As a writer on language, I’m especially sensitive to mistakes I encounter while reading. They seem to leap off the page, and I gleefully seize them as potential material for this column.
Here are some of my recent “catches,” all from major newspapers:
- “The restaurant is offering a prefix dinner menu with a choice of two courses….”
Unless the eatery also serves suffixes, the correct spelling isprix-fixe (meaning “fixed price”). This French expression can be misspelled in multiple ways, and I suspect that I’ve seen every possible permutation.
- “During those Games, [Mark Spitz] also famously tried to psyche out a Russian coach….”
The slang expression for messing with the head of an opponent, a verb, is spelled psych (and pronounced SIKE). The nounpsyche (pronounced SY-kee), refers to the mind or spirit.
- “But the details on how each [cellphone] carrier handles or transfers contacts can be a little dicey.”
The word dicey means involving danger or risk. The writer surely meant that the details were unclear or uncertain.
- “[The pastor greeted] handsome young men in his church with warm hugs and hair-tussling horseplay….”

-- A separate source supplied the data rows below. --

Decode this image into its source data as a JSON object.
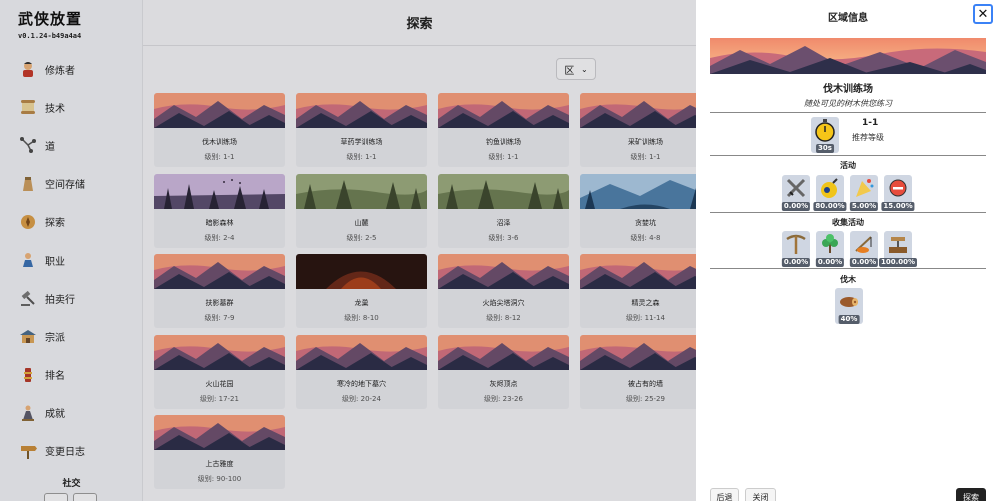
{
  "app": {
    "title": "武侠放置",
    "version": "v0.1.24-b49a4a4"
  },
  "sidebar": {
    "items": [
      {
        "label": "修炼者",
        "icon": "cultivator-icon"
      },
      {
        "label": "技术",
        "icon": "scroll-icon"
      },
      {
        "label": "道",
        "icon": "path-icon"
      },
      {
        "label": "空间存储",
        "icon": "bag-icon"
      },
      {
        "label": "探索",
        "icon": "explore-icon"
      },
      {
        "label": "职业",
        "icon": "job-icon"
      },
      {
        "label": "拍卖行",
        "icon": "gavel-icon"
      },
      {
        "label": "宗派",
        "icon": "sect-icon"
      },
      {
        "label": "排名",
        "icon": "ranking-icon"
      },
      {
        "label": "成就",
        "icon": "achievement-icon"
      },
      {
        "label": "变更日志",
        "icon": "changelog-icon"
      }
    ],
    "social_label": "社交"
  },
  "main": {
    "title": "探索",
    "region_select": "区",
    "cards": [
      {
        "name": "伐木训练场",
        "level": "级别:  1-1",
        "scene": "sunset"
      },
      {
        "name": "草药学训练场",
        "level": "级别:  1-1",
        "scene": "sunset"
      },
      {
        "name": "钓鱼训练场",
        "level": "级别:  1-1",
        "scene": "sunset"
      },
      {
        "name": "采矿训练场",
        "level": "级别:  1-1",
        "scene": "sunset"
      },
      {
        "name": "暗影森林",
        "level": "级别:  2-4",
        "scene": "purple"
      },
      {
        "name": "山麓",
        "level": "级别:  2-5",
        "scene": "green"
      },
      {
        "name": "沼泽",
        "level": "级别:  3-6",
        "scene": "green"
      },
      {
        "name": "贪婪坑",
        "level": "级别:  4-8",
        "scene": "blue"
      },
      {
        "name": "扶影墓群",
        "level": "级别:  7-9",
        "scene": "sunset"
      },
      {
        "name": "龙巢",
        "level": "级别:  8-10",
        "scene": "cave"
      },
      {
        "name": "火焰尖塔洞穴",
        "level": "级别:  8-12",
        "scene": "sunset"
      },
      {
        "name": "精灵之森",
        "level": "级别:  11-14",
        "scene": "sunset"
      },
      {
        "name": "火山花园",
        "level": "级别:  17-21",
        "scene": "sunset"
      },
      {
        "name": "寒冷的地下墓穴",
        "level": "级别:  20-24",
        "scene": "sunset"
      },
      {
        "name": "灰烬顶点",
        "level": "级别:  23-26",
        "scene": "sunset"
      },
      {
        "name": "被占有的墙",
        "level": "级别:  25-29",
        "scene": "sunset"
      },
      {
        "name": "上古雅度",
        "level": "级别:  90-100",
        "scene": "sunset"
      }
    ]
  },
  "panel": {
    "title": "区域信息",
    "area_name": "伐木训练场",
    "area_desc": "随处可见的树木供您练习",
    "duration": "30s",
    "level_code": "1-1",
    "level_label": "推荐等级",
    "activities_title": "活动",
    "activities": [
      {
        "icon": "swords-icon",
        "pct": "0.00%"
      },
      {
        "icon": "bomb-icon",
        "pct": "80.00%"
      },
      {
        "icon": "party-icon",
        "pct": "5.00%"
      },
      {
        "icon": "stop-icon",
        "pct": "15.00%"
      }
    ],
    "gathering_title": "收集活动",
    "gathering": [
      {
        "icon": "pickaxe-icon",
        "pct": "0.00%"
      },
      {
        "icon": "herb-icon",
        "pct": "0.00%"
      },
      {
        "icon": "fishing-icon",
        "pct": "0.00%"
      },
      {
        "icon": "lumber-icon",
        "pct": "100.00%"
      }
    ],
    "lumber_title": "伐木",
    "lumber": [
      {
        "icon": "log-icon",
        "pct": "40%"
      }
    ],
    "back_label": "后退",
    "close_label": "关闭",
    "explore_label": "探索"
  }
}
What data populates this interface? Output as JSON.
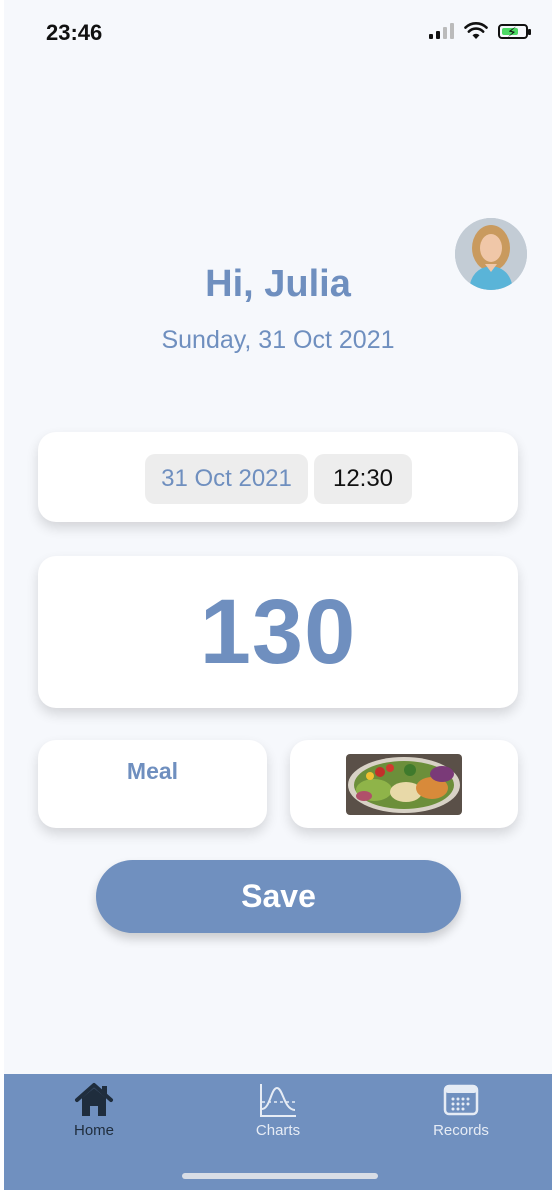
{
  "status_bar": {
    "time": "23:46"
  },
  "header": {
    "greeting": "Hi, Julia",
    "date": "Sunday, 31 Oct 2021"
  },
  "entry": {
    "date": "31 Oct 2021",
    "time": "12:30",
    "value": "130",
    "meal_label": "Meal"
  },
  "actions": {
    "save_label": "Save"
  },
  "tabs": [
    {
      "label": "Home",
      "icon": "house-icon",
      "active": true
    },
    {
      "label": "Charts",
      "icon": "chart-icon",
      "active": false
    },
    {
      "label": "Records",
      "icon": "calendar-icon",
      "active": false
    }
  ],
  "colors": {
    "accent": "#7090bf",
    "background": "#f6f8fc",
    "active_tab": "#1f2d3d"
  }
}
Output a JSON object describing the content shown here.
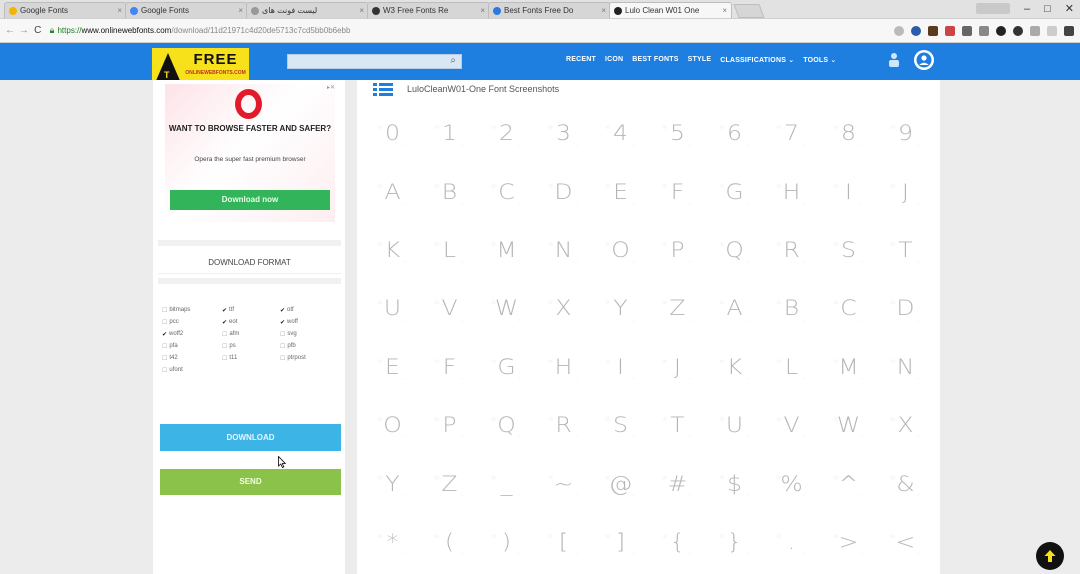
{
  "browser": {
    "tabs": [
      {
        "label": "Google Fonts",
        "color": "#f4b400"
      },
      {
        "label": "Google Fonts",
        "color": "#4285f4"
      },
      {
        "label": "لیست فونت های",
        "color": "#999999"
      },
      {
        "label": "W3 Free Fonts Re",
        "color": "#333333"
      },
      {
        "label": "Best Fonts Free Do",
        "color": "#2a7ae2"
      },
      {
        "label": "Lulo Clean W01 One",
        "color": "#222222",
        "active": true
      }
    ],
    "url": {
      "scheme": "https://",
      "domain": "www.onlinewebfonts.com",
      "path": "/download/11d21971c4d20de5713c7cd5bb0b6ebb"
    }
  },
  "header": {
    "logo_text": "FREE",
    "logo_subtext": "ONLINEWEBFONTS.COM",
    "search_placeholder": "",
    "nav": [
      "RECENT",
      "ICON",
      "BEST FONTS",
      "STYLE",
      "CLASSIFICATIONS ⌄",
      "TOOLS ⌄"
    ]
  },
  "sidebar": {
    "ad": {
      "headline": "WANT TO BROWSE FASTER AND SAFER?",
      "body": "Opera the super fast premium browser",
      "button": "Download now"
    },
    "download_format_title": "DOWNLOAD FORMAT",
    "formats": [
      {
        "label": "bitmaps",
        "checked": false
      },
      {
        "label": "ttf",
        "checked": true
      },
      {
        "label": "otf",
        "checked": true
      },
      {
        "label": "pcc",
        "checked": false
      },
      {
        "label": "eot",
        "checked": true
      },
      {
        "label": "woff",
        "checked": true
      },
      {
        "label": "woff2",
        "checked": true
      },
      {
        "label": "afm",
        "checked": false
      },
      {
        "label": "svg",
        "checked": false
      },
      {
        "label": "pfa",
        "checked": false
      },
      {
        "label": "ps",
        "checked": false
      },
      {
        "label": "pfb",
        "checked": false
      },
      {
        "label": "t42",
        "checked": false
      },
      {
        "label": "t11",
        "checked": false
      },
      {
        "label": "ptrpost",
        "checked": false
      },
      {
        "label": "ufont",
        "checked": false
      }
    ],
    "download_button": "DOWNLOAD",
    "send_button": "SEND"
  },
  "main": {
    "screenshot_title": "LuloCleanW01-One Font Screenshots",
    "glyphs": [
      "0",
      "1",
      "2",
      "3",
      "4",
      "5",
      "6",
      "7",
      "8",
      "9",
      "A",
      "B",
      "C",
      "D",
      "E",
      "F",
      "G",
      "H",
      "I",
      "J",
      "K",
      "L",
      "M",
      "N",
      "O",
      "P",
      "Q",
      "R",
      "S",
      "T",
      "U",
      "V",
      "W",
      "X",
      "Y",
      "Z",
      "A",
      "B",
      "C",
      "D",
      "E",
      "F",
      "G",
      "H",
      "I",
      "J",
      "K",
      "L",
      "M",
      "N",
      "O",
      "P",
      "Q",
      "R",
      "S",
      "T",
      "U",
      "V",
      "W",
      "X",
      "Y",
      "Z",
      "_",
      "~",
      "@",
      "#",
      "$",
      "%",
      "^",
      "&",
      "*",
      "(",
      ")",
      "[",
      "]",
      "{",
      "}",
      ".",
      ">",
      "<"
    ]
  },
  "colors": {
    "header_blue": "#1e7fe0",
    "logo_yellow": "#f6e11a",
    "download_blue": "#3db4e6",
    "send_green": "#8bc34a",
    "ad_green": "#32b55a",
    "opera_red": "#e21b2b"
  }
}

The verb tussle means struggle or scuffle. It might make sense here, in a strained way, but the writer probably meant hair-tousling.[Ed Note: For more than three decades, Don Hauptman was an award-winning independent direct-response copywriter and creative consultant. He is author of The Versatile Freelancer, an e-book recently published by AWAI that shows writers and other creative professionals how to diversify their careers into speaking, consulting, training, and critiquing.]